Covid-19 has affected every aspect of our lives, including our working lives. Suddenly, firms are advertising remote legal positions on job board sites around the country. An attorney licensed to work in New York, lives and works remotely in his home in New Jersey.
This doesn’t just involve those whose work and home lives are in close proximity but in separate jurisdictions. Attorneys are looking to work far outside their normal jurisdiction. Remote work makes this possible. However, attorneys are bound by ethical standards and some of those standards are relevant to remote working. In particular, lawyers are licensed or authorized to work in a particular state. They are not licensed to work outside that state. Doing so may open them to a charge of the unauthorized practice of law, which can lead to sanctions or possible disbarment.
The Movement Toward Loosening Restrictions
Even before the onset of Covid-19, attorneys had been calling for reform of what many view as protectionist rules that prohibit an attorney admitted in one state from practicing in another. Computers, internet, and conferencing platforms all make it possible to do much of the work involved in an attorney’s work life from any location. With the realities of Covid in the workplace, remote working has become the norm for many attorneys. As a result, more attorneys are now working outside their jurisdiction.
ABA Model Rule 5.5
The American Bar Association’s (ABA) Model Rule 5.5 addresses practicing across jurisdictional lines. Most states have adopted Rule 5.5 in some form.
Rule 5.5 prohibits any attorney from practicing law in a jurisdiction in violation of the regulation of the legal profession in that jurisdiction. Nor may an attorney assist another in doing so. Specifically, the Rule states that an attorney may not establish an office or other systematic and continuous presence in that jurisdiction for the practice of law, or hold themselves out to the public as being admitted to practice law in that jurisdiction.
The Rule also carves out exceptions to this general rule. It is acceptable for an attorney to work in another jurisdiction in which the attorney is not licensed provided the employment is temporary. However, the attorney may not have been disbarred or suspended in any jurisdiction. In addition, the attorney must be working in association with a duly licensed attorney in that jurisdiction.
The Rule also provides another safe harbor provision. It is acceptable for an attorney in good standing within their home state to work temporarily, providing legal services that arise out of or are reasonably related to the lawyer’s practice in a jurisdiction in which the lawyer is admitted to practice.
So, when does work stop being temporary and cross into persistent practice? While there is no bright line, the work may not be so long that it rises to the level of systematic and continuous presence in that jurisdiction. This standard is one that is open to interpretation.
States Are Beginning to Address the Problem
Seeing the possibility of remote working as a necessity for some time to come, states are beginning to address the jurisdictional issue. Some states already allow lawyers to practice across state lines, Minnesota, North Carolina, Arizona, and New Hampshire among them. These states allow out-of-state lawyers to practice as long that they disclose that they’re not licensed to practice in that state.
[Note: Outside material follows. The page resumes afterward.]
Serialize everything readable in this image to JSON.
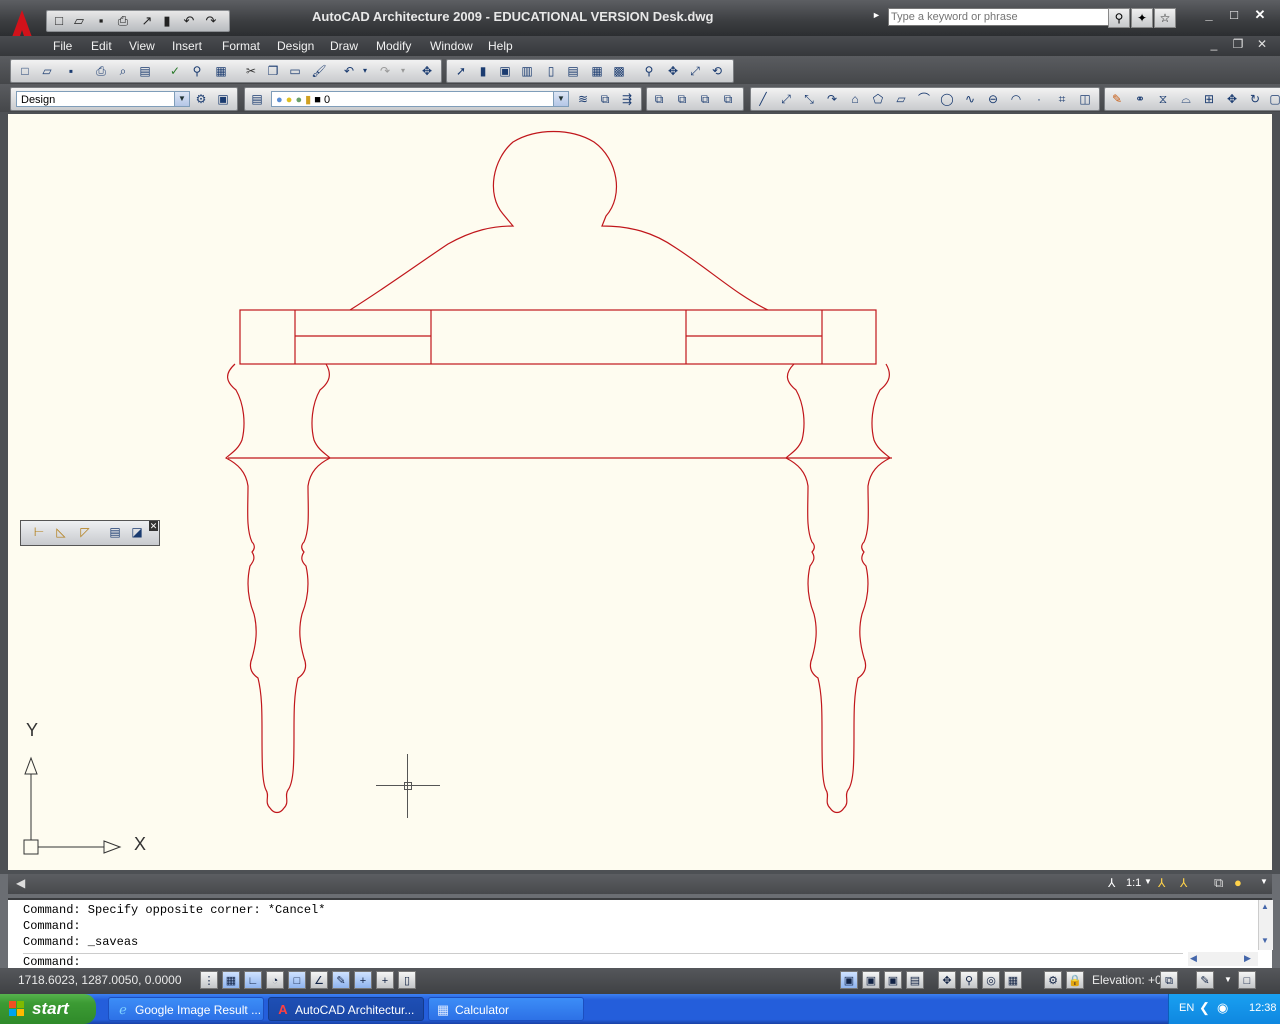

Washington D.C has also relaxed its rules during the pandemic. The DC Court of Appeals Committee on Unauthorized Practice of Law has opined that the necessity to work remotely due to Cvid-19 fits within the temporary practice exception outlined in Rule 5.5. New York has allowed a similar exception.
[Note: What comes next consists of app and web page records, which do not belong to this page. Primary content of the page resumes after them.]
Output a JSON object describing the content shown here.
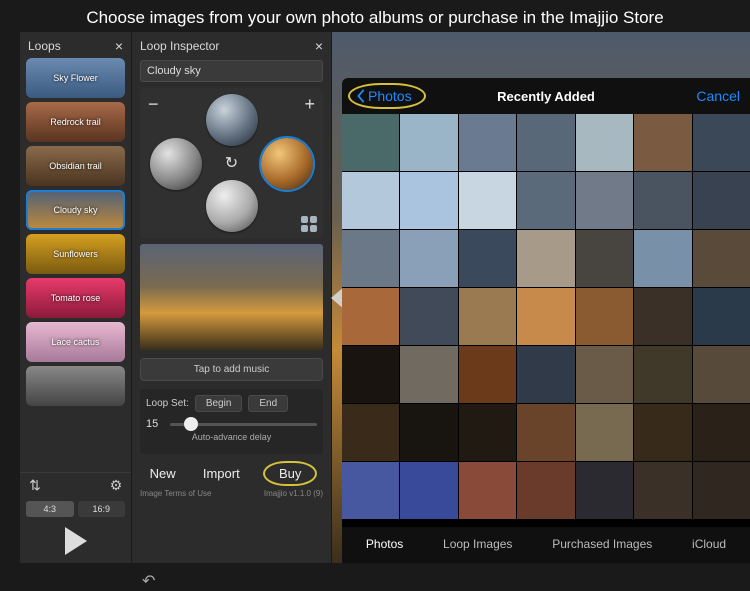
{
  "headline": "Choose images from your own photo albums or purchase in the Imajjio Store",
  "loops": {
    "title": "Loops",
    "items": [
      {
        "label": "Sky Flower",
        "bg": "linear-gradient(#6a8ab0,#3a5a80)"
      },
      {
        "label": "Redrock trail",
        "bg": "linear-gradient(#a86a4a,#5a3420)"
      },
      {
        "label": "Obsidian trail",
        "bg": "linear-gradient(#8a6a4a,#4a3420)"
      },
      {
        "label": "Cloudy sky",
        "bg": "linear-gradient(#506078,#c08a3a)",
        "selected": true
      },
      {
        "label": "Sunflowers",
        "bg": "linear-gradient(#d4a020,#7a5a10)"
      },
      {
        "label": "Tomato rose",
        "bg": "linear-gradient(#e83a6a,#8a1a3a)"
      },
      {
        "label": "Lace cactus",
        "bg": "linear-gradient(#e8b8d0,#a87a9a)"
      },
      {
        "label": "",
        "bg": "linear-gradient(#888,#444)"
      }
    ],
    "ratios": {
      "a": "4:3",
      "b": "16:9"
    }
  },
  "inspector": {
    "title": "Loop Inspector",
    "name": "Cloudy sky",
    "music_btn": "Tap to add music",
    "loopset": {
      "label": "Loop Set:",
      "begin": "Begin",
      "end": "End",
      "delay_value": "15",
      "delay_caption": "Auto-advance delay"
    },
    "actions": {
      "new": "New",
      "import": "Import",
      "buy": "Buy"
    },
    "footer": {
      "terms": "Image Terms of Use",
      "version": "Imajjio v1.1.0 (9)"
    }
  },
  "picker": {
    "back": "Photos",
    "title": "Recently Added",
    "cancel": "Cancel",
    "tabs": [
      "Photos",
      "Loop Images",
      "Purchased Images",
      "iCloud"
    ],
    "active_tab": 0,
    "grid_rows": 7,
    "grid_cols": 7,
    "cell_colors": [
      "#4a6a6a",
      "#9ab4c8",
      "#6a7a90",
      "#586878",
      "#a8b8c0",
      "#7a5a40",
      "#3a4858",
      "#b4c8dc",
      "#aac4e0",
      "#c8d6e2",
      "#5a6a7a",
      "#707a88",
      "#4a5460",
      "#384250",
      "#6a7888",
      "#8aa0b8",
      "#3a4a5c",
      "#a89a88",
      "#484440",
      "#7890a8",
      "#5a4a3a",
      "#a8683a",
      "#404a58",
      "#9a7a50",
      "#c88a4a",
      "#8a5a30",
      "#3a3028",
      "#2a3a4a",
      "#1a1410",
      "#706a60",
      "#6a3a1a",
      "#303a48",
      "#6a5a48",
      "#403828",
      "#584a3a",
      "#3a2a1a",
      "#181410",
      "#201a12",
      "#6a442a",
      "#786a50",
      "#382a1a",
      "#2a2218",
      "#4858a0",
      "#3a4a9a",
      "#8a4a3a",
      "#6a3a2a",
      "#2a2a30",
      "#3a3028",
      "#302820"
    ]
  }
}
Florida is considering making the change permanently. A Florida state bar advisory opinion has stated that an out of state attorney is not engaged in the unauthorized practice of law if solely practicing federal intellectual property matters, which was his area of expertise as long as the attorney was not practicing Florida law. While this will have to be confirmed with Florida Supreme Court action, it represents movement toward an ethical approach to serving client needs.
What Will Happen After The Pandemic Ends?
It is uncertain whether the rules regarding crossing jurisdictional boundaries will continue to relax after the pandemic ends. The trend is likely to continue into the near future. But as one year stretches into two, the question of what is “temporary” will undoubtedly have to be revisited.